    By Ryan LavnerJanuary 20, 2018, 12:36 am

    Jon Rahm didn’t strike the ball as purely Friday as he did during his opening round at the CareerBuilder Challenge.

    He still managed a 5-under 67 that put him just one shot off the lead heading into the weekend.

    “I expected myself to go to the range (this morning) and keep flushing everything like I did yesterday,” said Rahm, who shot a career-low 62 at La Quinta on Thursday. “Everything was just a little bit off. It was just one of those days.”


    Full-field scores from the Career Builder Challenge

    CareerBuilder Challenge: Articles, photos and videos


    After going bogey-free on Thursday, Rahm mixed four birdies and two bogeys over his opening six holes. He managed to settle down around the turn, then made two birdies on his final three holes to move within one shot of Andrew Landry (65).

    Rahm has missed only five greens through two rounds and sits at 15-under 129. 
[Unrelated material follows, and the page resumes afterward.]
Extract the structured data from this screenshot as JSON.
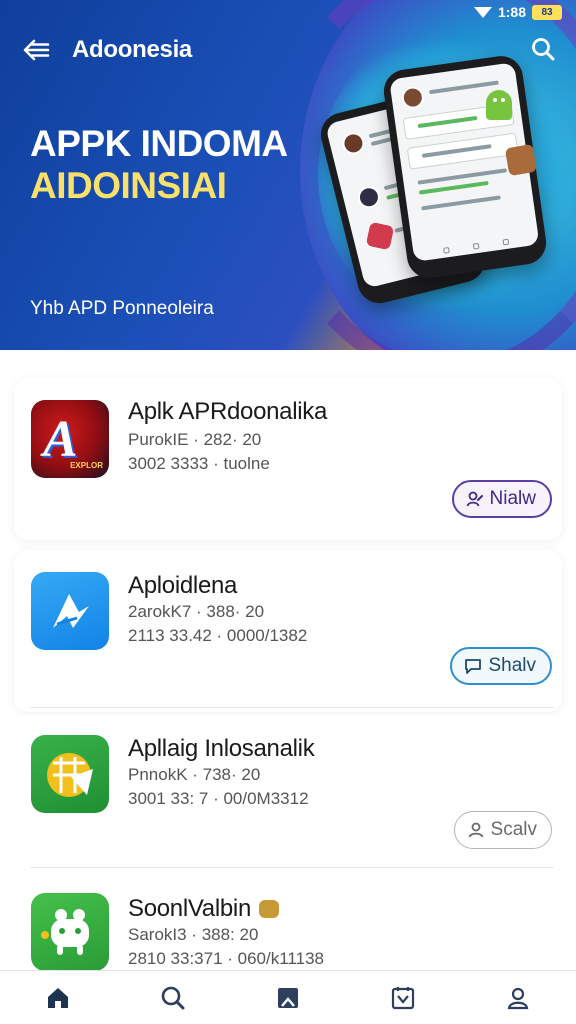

    The 23-year-old Spaniard won in Dubai to end the year and opened 2018 with a runner-up finish at the Sentry Tournament of Champions. He needs a top-6 finish or better this week to supplant Jordan Spieth as the No. 2 player in the world.